  1. Jon Carr

    Does anyone at the Skills Funding Agency have ANY concept of the idea of planning? Do they think students turn up in September and at that point we decide what to deliver to them?
    .
    The system which the SFA has introduced quite clearly does reduce ESOL funding (assuming providers are delivering more than approx. 125 hours at present, which almost all will be) and its utter nonsense for them to claim otherwise.
    .
    They say:
    – ‘The agency has not set any funding rates for the new QCF qualifications, as these have yet to be developed’. Fantastic, so their argument is that funding hasn’t been reduced because new quals don’t even exist yet. That is great news given that it is now March, only a few months from start of next term!
    .
    – ‘Within our plans for transitional protection [blah, blah]’. What plans? Nothing has been said about any plans for transitional protection other than a news story in FE Week. Again, if its going to happen, we need to know now, not in September.

    • Agreed. I can’t imagine learning another language, trying to build a new life after hving been n asylum seeker on a very lowincome. This reduction in language support is going to create an underclass who will not be able to gain access to the labour market.I

  2. What galls me is that from the very beginning of this consultation about the change to the funding model we have said “What about ESOL? What about Skills for Life?” because it was immediately apparent that it wouldn’t fit.
    .
    Why on earth we’re scrabbling around for answers now when this should have been at the heart of the proposals is beyond me. We know how much of the SFA budget is spent on these learners, you’d think they’d pay a bit more attention to them…
    .
    “The introduction of the new funding system will not reduce the funding paid for Esol learners” these are weasel words indeed. It may not reduce the overall funding, but it categorically reduces the funding per learner in comparison to 12/13 and, despite reassurances (to the AoC, not in public, of course) that something will be sorted, it is now half past March and we have programmes to plan…

  3. Eleanor Smith

    Does anyone know if this means we will be able to run full time ESOL courses for adults next year?

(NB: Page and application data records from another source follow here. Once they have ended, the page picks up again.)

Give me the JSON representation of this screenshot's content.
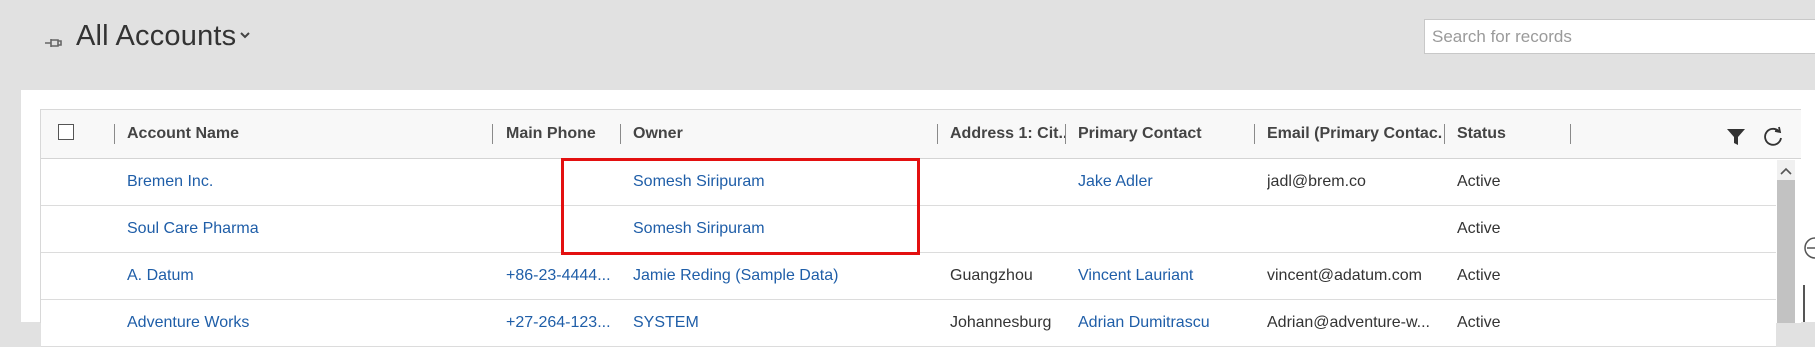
{
  "header": {
    "view_title": "All Accounts",
    "search_placeholder": "Search for records"
  },
  "grid": {
    "columns": [
      "Account Name",
      "Main Phone",
      "Owner",
      "Address 1: Cit...",
      "Primary Contact",
      "Email (Primary Contac...",
      "Status"
    ],
    "rows": [
      {
        "account_name": "Bremen Inc.",
        "main_phone": "",
        "owner": "Somesh Siripuram",
        "city": "",
        "primary_contact": "Jake Adler",
        "email": "jadl@brem.co",
        "status": "Active"
      },
      {
        "account_name": "Soul Care Pharma",
        "main_phone": "",
        "owner": "Somesh Siripuram",
        "city": "",
        "primary_contact": "",
        "email": "",
        "status": "Active"
      },
      {
        "account_name": "A. Datum",
        "main_phone": "+86-23-4444...",
        "owner": "Jamie Reding (Sample Data)",
        "city": "Guangzhou",
        "primary_contact": "Vincent Lauriant",
        "email": "vincent@adatum.com",
        "status": "Active"
      },
      {
        "account_name": "Adventure Works",
        "main_phone": "+27-264-123...",
        "owner": "SYSTEM",
        "city": "Johannesburg",
        "primary_contact": "Adrian Dumitrascu",
        "email": "Adrian@adventure-w...",
        "status": "Active"
      }
    ]
  },
  "icons": {
    "pin": "pin-icon",
    "view_chevron": "chevron-down-icon",
    "filter": "filter-icon",
    "refresh": "refresh-icon"
  },
  "colors": {
    "link": "#1f5ea8",
    "highlight": "#e31010",
    "header_bg": "#e1e1e1"
  }
}
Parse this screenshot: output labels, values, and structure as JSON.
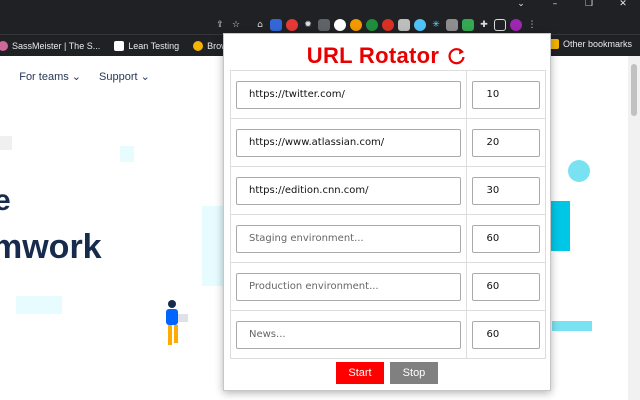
{
  "window": {
    "controls": [
      "⌄",
      "–",
      "❐",
      "✕"
    ]
  },
  "bookmarks": {
    "items": [
      {
        "label": "SassMeister | The S...",
        "color": "#cd6799"
      },
      {
        "label": "Lean Testing",
        "color": "#ffffff"
      },
      {
        "label": "Browse",
        "color": "#f4b400"
      }
    ],
    "other_label": "Other bookmarks"
  },
  "page": {
    "nav": [
      "For teams ⌄",
      "Support ⌄"
    ],
    "hero_line": "mwork",
    "hero_fragment": "e"
  },
  "popup": {
    "title": "URL Rotator",
    "rows": [
      {
        "url": "https://twitter.com/",
        "placeholder": "",
        "time": "10"
      },
      {
        "url": "https://www.atlassian.com/",
        "placeholder": "",
        "time": "20"
      },
      {
        "url": "https://edition.cnn.com/",
        "placeholder": "",
        "time": "30"
      },
      {
        "url": "",
        "placeholder": "Staging environment...",
        "time": "60"
      },
      {
        "url": "",
        "placeholder": "Production environment...",
        "time": "60"
      },
      {
        "url": "",
        "placeholder": "News...",
        "time": "60"
      }
    ],
    "start_label": "Start",
    "stop_label": "Stop"
  },
  "colors": {
    "title": "#e80000",
    "start": "#ff0000",
    "stop": "#808080",
    "chrome": "#202124"
  }
}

I have just told our ESOL team that they won’t be able to as there won’t be any funding. I don’t really want to tell them there now will be funding when it is still doesn’t seem very clear (at least not to me!)